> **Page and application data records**

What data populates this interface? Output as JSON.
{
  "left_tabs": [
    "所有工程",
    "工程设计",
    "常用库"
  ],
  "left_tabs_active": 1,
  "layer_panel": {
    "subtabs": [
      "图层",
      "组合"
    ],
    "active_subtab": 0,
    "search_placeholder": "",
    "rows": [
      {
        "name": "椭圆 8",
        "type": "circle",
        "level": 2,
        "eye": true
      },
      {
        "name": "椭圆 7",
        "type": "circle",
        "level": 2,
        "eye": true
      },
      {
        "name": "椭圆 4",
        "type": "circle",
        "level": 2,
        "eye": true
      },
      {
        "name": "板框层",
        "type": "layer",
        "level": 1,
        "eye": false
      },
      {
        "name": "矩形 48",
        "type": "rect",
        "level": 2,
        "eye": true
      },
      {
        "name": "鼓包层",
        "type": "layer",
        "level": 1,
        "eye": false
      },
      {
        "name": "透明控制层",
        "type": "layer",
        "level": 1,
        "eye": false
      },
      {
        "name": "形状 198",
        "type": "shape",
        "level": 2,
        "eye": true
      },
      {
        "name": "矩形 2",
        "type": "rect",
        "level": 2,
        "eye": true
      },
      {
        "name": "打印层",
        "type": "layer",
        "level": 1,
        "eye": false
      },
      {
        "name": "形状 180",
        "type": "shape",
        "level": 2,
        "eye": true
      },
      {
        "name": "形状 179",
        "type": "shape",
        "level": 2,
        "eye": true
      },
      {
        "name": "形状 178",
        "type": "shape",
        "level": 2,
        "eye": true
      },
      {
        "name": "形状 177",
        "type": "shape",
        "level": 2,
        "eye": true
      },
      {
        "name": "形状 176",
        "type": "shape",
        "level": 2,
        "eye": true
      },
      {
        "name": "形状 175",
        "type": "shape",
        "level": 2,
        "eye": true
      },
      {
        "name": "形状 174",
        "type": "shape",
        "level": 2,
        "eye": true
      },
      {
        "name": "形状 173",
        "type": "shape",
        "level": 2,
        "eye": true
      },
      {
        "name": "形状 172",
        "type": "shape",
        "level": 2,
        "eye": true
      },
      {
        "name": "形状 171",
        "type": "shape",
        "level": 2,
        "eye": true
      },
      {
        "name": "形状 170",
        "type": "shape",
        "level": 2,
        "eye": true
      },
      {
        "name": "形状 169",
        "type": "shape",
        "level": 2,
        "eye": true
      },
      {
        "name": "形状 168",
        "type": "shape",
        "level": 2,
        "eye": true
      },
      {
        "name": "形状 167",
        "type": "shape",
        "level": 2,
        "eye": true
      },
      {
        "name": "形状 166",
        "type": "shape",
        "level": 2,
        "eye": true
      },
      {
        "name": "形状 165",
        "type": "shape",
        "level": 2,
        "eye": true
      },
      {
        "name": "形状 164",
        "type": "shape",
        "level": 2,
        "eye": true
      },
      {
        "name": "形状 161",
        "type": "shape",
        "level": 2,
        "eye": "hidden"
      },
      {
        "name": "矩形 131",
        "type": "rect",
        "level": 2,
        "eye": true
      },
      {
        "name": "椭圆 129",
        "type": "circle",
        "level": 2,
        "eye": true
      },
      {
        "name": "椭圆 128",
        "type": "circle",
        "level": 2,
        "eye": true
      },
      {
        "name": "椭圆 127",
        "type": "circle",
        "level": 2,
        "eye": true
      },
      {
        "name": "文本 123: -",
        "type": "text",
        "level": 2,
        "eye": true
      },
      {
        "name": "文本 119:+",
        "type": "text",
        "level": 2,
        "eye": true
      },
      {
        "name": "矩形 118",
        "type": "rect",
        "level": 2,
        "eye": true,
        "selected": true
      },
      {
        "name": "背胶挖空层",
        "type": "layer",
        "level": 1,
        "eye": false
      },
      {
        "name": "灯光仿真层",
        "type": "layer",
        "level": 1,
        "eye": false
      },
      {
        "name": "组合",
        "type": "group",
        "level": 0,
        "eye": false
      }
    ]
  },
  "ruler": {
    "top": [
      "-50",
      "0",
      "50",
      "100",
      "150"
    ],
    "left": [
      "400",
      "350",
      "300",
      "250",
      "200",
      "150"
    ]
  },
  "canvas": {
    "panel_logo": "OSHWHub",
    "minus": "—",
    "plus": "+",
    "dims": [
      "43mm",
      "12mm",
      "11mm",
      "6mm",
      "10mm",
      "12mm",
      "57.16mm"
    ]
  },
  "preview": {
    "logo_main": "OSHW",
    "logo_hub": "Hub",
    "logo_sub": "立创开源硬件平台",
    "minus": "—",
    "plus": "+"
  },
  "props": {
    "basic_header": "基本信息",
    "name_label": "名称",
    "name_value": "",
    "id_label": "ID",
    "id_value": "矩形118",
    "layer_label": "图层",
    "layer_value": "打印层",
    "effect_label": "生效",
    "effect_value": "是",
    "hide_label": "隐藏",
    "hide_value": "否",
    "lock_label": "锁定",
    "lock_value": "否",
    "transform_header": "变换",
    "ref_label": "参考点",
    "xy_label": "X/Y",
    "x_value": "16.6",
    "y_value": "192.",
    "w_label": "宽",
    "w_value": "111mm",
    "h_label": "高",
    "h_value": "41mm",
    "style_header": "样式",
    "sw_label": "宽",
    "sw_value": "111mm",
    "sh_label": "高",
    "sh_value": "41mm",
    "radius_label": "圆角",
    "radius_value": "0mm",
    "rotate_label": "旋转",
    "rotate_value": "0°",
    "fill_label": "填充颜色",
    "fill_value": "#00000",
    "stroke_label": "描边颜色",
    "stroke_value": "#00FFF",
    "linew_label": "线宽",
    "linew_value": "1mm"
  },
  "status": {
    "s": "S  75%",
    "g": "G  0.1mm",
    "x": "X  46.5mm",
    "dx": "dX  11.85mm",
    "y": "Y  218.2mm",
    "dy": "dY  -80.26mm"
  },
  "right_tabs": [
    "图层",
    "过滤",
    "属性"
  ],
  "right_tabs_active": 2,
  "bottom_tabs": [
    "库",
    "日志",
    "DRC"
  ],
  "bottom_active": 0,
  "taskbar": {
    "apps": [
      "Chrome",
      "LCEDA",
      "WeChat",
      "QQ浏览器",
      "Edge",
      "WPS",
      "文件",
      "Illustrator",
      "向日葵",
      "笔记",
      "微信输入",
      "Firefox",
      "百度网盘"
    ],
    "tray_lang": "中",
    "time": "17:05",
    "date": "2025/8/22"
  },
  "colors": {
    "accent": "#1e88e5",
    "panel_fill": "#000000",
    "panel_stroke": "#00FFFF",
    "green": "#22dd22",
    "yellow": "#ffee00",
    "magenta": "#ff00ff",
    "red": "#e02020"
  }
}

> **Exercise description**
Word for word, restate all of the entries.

> **Result for this exercise**
What data populates this interface? Output as JSON.
{
  "left_tabs": [
    "所有工程",
    "工程设计",
    "常用库"
  ],
  "left_tabs_active": 1,
  "layer_panel": {
    "subtabs": [
      "图层",
      "组合"
    ],
    "active_subtab": 0,
    "search_placeholder": "",
    "rows": [
      {
        "name": "椭圆 8",
        "type": "circle",
        "level": 2,
        "eye": true
      },
      {
        "name": "椭圆 7",
        "type": "circle",
        "level": 2,
        "eye": true
      },
      {
        "name": "椭圆 4",
        "type": "circle",
        "level": 2,
        "eye": true
      },
      {
        "name": "板框层",
        "type": "layer",
        "level": 1,
        "eye": false
      },
      {
        "name": "矩形 48",
        "type": "rect",
        "level": 2,
        "eye": true
      },
      {
        "name": "鼓包层",
        "type": "layer",
        "level": 1,
        "eye": false
      },
      {
        "name": "透明控制层",
        "type": "layer",
        "level": 1,
        "eye": false
      },
      {
        "name": "形状 198",
        "type": "shape",
        "level": 2,
        "eye": true
      },
      {
        "name": "矩形 2",
        "type": "rect",
        "level": 2,
        "eye": true
      },
      {
        "name": "打印层",
        "type": "layer",
        "level": 1,
        "eye": false
      },
      {
        "name": "形状 180",
        "type": "shape",
        "level": 2,
        "eye": true
      },
      {
        "name": "形状 179",
        "type": "shape",
        "level": 2,
        "eye": true
      },
      {
        "name": "形状 178",
        "type": "shape",
        "level": 2,
        "eye": true
      },
      {
        "name": "形状 177",
        "type": "shape",
        "level": 2,
        "eye": true
      },
      {
        "name": "形状 176",
        "type": "shape",
        "level": 2,
        "eye": true
      },
      {
        "name": "形状 175",
        "type": "shape",
        "level": 2,
        "eye": true
      },
      {
        "name": "形状 174",
        "type": "shape",
        "level": 2,
        "eye": true
      },
      {
        "name": "形状 173",
        "type": "shape",
        "level": 2,
        "eye": true
      },
      {
        "name": "形状 172",
        "type": "shape",
        "level": 2,
        "eye": true
      },
      {
        "name": "形状 171",
        "type": "shape",
        "level": 2,
        "eye": true
      },
      {
        "name": "形状 170",
        "type": "shape",
        "level": 2,
        "eye": true
      },
      {
        "name": "形状 169",
        "type": "shape",
        "level": 2,
        "eye": true
      },
      {
        "name": "形状 168",
        "type": "shape",
        "level": 2,
        "eye": true
      },
      {
        "name": "形状 167",
        "type": "shape",
        "level": 2,
        "eye": true
      },
      {
        "name": "形状 166",
        "type": "shape",
        "level": 2,
        "eye": true
      },
      {
        "name": "形状 165",
        "type": "shape",
        "level": 2,
        "eye": true
      },
      {
        "name": "形状 164",
        "type": "shape",
        "level": 2,
        "eye": true
      },
      {
        "name": "形状 161",
        "type": "shape",
        "level": 2,
        "eye": "hidden"
      },
      {
        "name": "矩形 131",
        "type": "rect",
        "level": 2,
        "eye": true
      },
      {
        "name": "椭圆 129",
        "type": "circle",
        "level": 2,
        "eye": true
      },
      {
        "name": "椭圆 128",
        "type": "circle",
        "level": 2,
        "eye": true
      },
      {
        "name": "椭圆 127",
        "type": "circle",
        "level": 2,
        "eye": true
      },
      {
        "name": "文本 123: -",
        "type": "text",
        "level": 2,
        "eye": true
      },
      {
        "name": "文本 119:+",
        "type": "text",
        "level": 2,
        "eye": true
      },
      {
        "name": "矩形 118",
        "type": "rect",
        "level": 2,
        "eye": true,
        "selected": true
      },
      {
        "name": "背胶挖空层",
        "type": "layer",
        "level": 1,
        "eye": false
      },
      {
        "name": "灯光仿真层",
        "type": "layer",
        "level": 1,
        "eye": false
      },
      {
        "name": "组合",
        "type": "group",
        "level": 0,
        "eye": false
      }
    ]
  },
  "ruler": {
    "top": [
      "-50",
      "0",
      "50",
      "100",
      "150"
    ],
    "left": [
      "400",
      "350",
      "300",
      "250",
      "200",
      "150"
    ]
  },
  "canvas": {
    "panel_logo": "OSHWHub",
    "minus": "—",
    "plus": "+",
    "dims": [
      "43mm",
      "12mm",
      "11mm",
      "6mm",
      "10mm",
      "12mm",
      "57.16mm"
    ]
  },
  "preview": {
    "logo_main": "OSHW",
    "logo_hub": "Hub",
    "logo_sub": "立创开源硬件平台",
    "minus": "—",
    "plus": "+"
  },
  "props": {
    "basic_header": "基本信息",
    "name_label": "名称",
    "name_value": "",
    "id_label": "ID",
    "id_value": "矩形118",
    "layer_label": "图层",
    "layer_value": "打印层",
    "effect_label": "生效",
    "effect_value": "是",
    "hide_label": "隐藏",
    "hide_value": "否",
    "lock_label": "锁定",
    "lock_value": "否",
    "transform_header": "变换",
    "ref_label": "参考点",
    "xy_label": "X/Y",
    "x_value": "16.6",
    "y_value": "192.",
    "w_label": "宽",
    "w_value": "111mm",
    "h_label": "高",
    "h_value": "41mm",
    "style_header": "样式",
    "sw_label": "宽",
    "sw_value": "111mm",
    "sh_label": "高",
    "sh_value": "41mm",
    "radius_label": "圆角",
    "radius_value": "0mm",
    "rotate_label": "旋转",
    "rotate_value": "0°",
    "fill_label": "填充颜色",
    "fill_value": "#00000",
    "stroke_label": "描边颜色",
    "stroke_value": "#00FFF",
    "linew_label": "线宽",
    "linew_value": "1mm"
  },
  "status": {
    "s": "S  75%",
    "g": "G  0.1mm",
    "x": "X  46.5mm",
    "dx": "dX  11.85mm",
    "y": "Y  218.2mm",
    "dy": "dY  -80.26mm"
  },
  "right_tabs": [
    "图层",
    "过滤",
    "属性"
  ],
  "right_tabs_active": 2,
  "bottom_tabs": [
    "库",
    "日志",
    "DRC"
  ],
  "bottom_active": 0,
  "taskbar": {
    "apps": [
      "Chrome",
      "LCEDA",
      "WeChat",
      "QQ浏览器",
      "Edge",
      "WPS",
      "文件",
      "Illustrator",
      "向日葵",
      "笔记",
      "微信输入",
      "Firefox",
      "百度网盘"
    ],
    "tray_lang": "中",
    "time": "17:05",
    "date": "2025/8/22"
  },
  "colors": {
    "accent": "#1e88e5",
    "panel_fill": "#000000",
    "panel_stroke": "#00FFFF",
    "green": "#22dd22",
    "yellow": "#ffee00",
    "magenta": "#ff00ff",
    "red": "#e02020"
  }
}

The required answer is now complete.